One review complained about the lack of english documentation. This seems to have been remedied. The site now has a link to detailed instructions in english in microsoft word format (see above). I took this document and converted it to HTML for my (and your) convenience -- see the link above.

I may be tempted to add my own comments to the documentation once I receive my unit and begin using it.

In use

First find a micro USB cable and plug it in. The unit lights up and displays 2.6 amps. Use the S-- and/or S++ buttons to adjust this as desired. I chose 1.0 amps for my first test.

Find a way to connect your battery to the BAT+ and BAT- terminals. Since I want to test 18650, I use a modifed inexpensive single battery charger that provides a handy socket. This is more important than you may think. Long wires and a mediocre connection due to a cheap socket can have a huge effect on test results.

Press the Sk button and the test begins. During the test, the display cycles through:

The heat sink definitely gets hot at the 1.0 amp setting. I am frightened to think how hot it would get set at 2.6 amps. At the end of the test, the device beeps loudly and rapidly

Let's try some batteries!

My first candidate was a pink LG cell pulled right off of my Xtar Dragon charger. To my dismay, the tester shows the battery voltage dropping to 3.86 volts immediately and the test ends in only a few minutes with a reported capacity of 23 maH. After the test, the unloaded battery measures 4.13 volts and the Xtar shows it as 82 percent.
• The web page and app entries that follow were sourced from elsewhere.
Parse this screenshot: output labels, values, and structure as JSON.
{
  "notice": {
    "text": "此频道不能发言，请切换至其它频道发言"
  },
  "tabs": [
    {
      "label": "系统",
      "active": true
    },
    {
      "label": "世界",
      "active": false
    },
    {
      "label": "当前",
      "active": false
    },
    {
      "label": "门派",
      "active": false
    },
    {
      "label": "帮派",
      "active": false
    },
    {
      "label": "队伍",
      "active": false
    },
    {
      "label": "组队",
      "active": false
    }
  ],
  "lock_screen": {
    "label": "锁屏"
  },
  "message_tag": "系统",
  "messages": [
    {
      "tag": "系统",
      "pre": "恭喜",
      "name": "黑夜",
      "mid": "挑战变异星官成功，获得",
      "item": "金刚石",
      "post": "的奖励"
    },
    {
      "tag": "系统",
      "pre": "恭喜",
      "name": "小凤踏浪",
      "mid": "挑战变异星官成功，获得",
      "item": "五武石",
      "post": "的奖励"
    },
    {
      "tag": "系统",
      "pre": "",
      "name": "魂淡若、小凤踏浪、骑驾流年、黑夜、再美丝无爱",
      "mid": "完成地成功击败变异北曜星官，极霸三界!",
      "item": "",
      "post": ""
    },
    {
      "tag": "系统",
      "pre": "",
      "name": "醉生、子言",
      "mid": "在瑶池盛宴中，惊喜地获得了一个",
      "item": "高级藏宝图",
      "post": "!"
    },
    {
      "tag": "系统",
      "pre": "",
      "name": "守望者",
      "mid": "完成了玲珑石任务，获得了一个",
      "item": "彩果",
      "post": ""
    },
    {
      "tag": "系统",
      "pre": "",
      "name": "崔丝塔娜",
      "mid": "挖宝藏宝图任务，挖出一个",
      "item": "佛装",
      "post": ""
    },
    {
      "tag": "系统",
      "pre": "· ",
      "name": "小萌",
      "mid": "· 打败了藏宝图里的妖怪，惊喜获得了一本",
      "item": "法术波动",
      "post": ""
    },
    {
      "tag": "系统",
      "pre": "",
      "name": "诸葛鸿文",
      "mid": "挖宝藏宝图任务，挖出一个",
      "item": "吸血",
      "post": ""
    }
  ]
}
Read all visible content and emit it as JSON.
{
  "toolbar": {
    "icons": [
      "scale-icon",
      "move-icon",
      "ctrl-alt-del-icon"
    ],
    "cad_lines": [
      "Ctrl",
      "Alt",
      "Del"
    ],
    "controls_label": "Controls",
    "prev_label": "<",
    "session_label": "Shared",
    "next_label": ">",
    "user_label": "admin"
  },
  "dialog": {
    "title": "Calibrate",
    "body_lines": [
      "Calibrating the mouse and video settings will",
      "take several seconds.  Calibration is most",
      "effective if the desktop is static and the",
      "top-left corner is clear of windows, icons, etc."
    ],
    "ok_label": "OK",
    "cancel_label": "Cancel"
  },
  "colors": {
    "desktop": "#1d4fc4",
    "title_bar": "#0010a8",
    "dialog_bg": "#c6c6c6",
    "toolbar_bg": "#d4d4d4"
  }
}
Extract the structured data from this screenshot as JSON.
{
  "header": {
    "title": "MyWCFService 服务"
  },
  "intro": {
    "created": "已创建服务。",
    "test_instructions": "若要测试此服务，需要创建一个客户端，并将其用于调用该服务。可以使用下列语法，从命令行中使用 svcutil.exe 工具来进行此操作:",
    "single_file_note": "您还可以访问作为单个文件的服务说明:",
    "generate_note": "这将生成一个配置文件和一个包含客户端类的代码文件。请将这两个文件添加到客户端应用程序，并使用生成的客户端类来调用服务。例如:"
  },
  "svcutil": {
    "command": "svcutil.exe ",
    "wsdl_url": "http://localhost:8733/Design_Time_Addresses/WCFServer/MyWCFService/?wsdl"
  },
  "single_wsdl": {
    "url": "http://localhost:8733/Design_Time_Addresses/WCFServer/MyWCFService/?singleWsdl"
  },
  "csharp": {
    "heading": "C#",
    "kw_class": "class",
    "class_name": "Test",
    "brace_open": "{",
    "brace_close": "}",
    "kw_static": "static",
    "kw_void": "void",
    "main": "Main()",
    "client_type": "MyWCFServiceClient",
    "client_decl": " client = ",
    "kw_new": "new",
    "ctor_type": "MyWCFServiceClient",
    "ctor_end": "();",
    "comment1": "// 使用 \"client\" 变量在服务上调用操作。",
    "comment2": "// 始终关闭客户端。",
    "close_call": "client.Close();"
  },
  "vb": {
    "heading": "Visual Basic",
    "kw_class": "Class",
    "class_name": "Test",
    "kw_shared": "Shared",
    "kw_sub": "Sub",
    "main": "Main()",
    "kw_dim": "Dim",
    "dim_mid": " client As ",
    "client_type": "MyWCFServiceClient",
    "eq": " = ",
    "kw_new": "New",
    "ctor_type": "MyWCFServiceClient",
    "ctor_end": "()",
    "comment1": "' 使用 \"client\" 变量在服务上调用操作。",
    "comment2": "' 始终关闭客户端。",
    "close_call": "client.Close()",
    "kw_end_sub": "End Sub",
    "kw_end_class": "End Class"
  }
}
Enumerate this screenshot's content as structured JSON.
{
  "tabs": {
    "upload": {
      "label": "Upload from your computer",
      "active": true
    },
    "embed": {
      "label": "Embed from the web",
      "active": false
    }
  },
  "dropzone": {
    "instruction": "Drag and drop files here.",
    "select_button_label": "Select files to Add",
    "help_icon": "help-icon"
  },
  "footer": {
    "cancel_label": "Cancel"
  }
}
This battery is all used up!

So, let us try another cell. This one a CGR18650E that has served me well. This looks better, the voltage drops to 4.06. This is a Panasonic cell rated at 2550 maH.

My fluke meter shows 3.59 when the display shows 3.75
My fluke meter shows 3.51 when the display shows 3.67
My fluke meter shows 3.46 when the display shows 3.62
My fluke meter shows 3.36 when the display shows 3.52
My fluke meter shows 3.23 when the display shows 3.39
The test ends at 3.0 volts, and it rates this battery at 1127 mAh. The voltage rebounds to 3.67 volts with the load removed. When I put this on my XTAR Dragon and charge it back up, it takes 1040 mAh. So I can average these two values and rate the battery at 1083.

So, there is an offset of 0.16 volts. This means that the battery is actually discharged to 2.84 volts. Some protection circuits I can find specs for set the discharge limit at either 2.4 or 2.8 volts, so I guess 2.84 is OK.

On to a third cell, this one a Panasonic CGR18650AF. These are rated at 2050 mAh when new. This one starts at 4.25 volts but drops immediately to 4.18 under load. The tester claims 931, the XTAR Dragon takes 836 to charge it back up, so I call it 883.

Have any comments? Questions? Drop me a line!

Tom's electronics pages /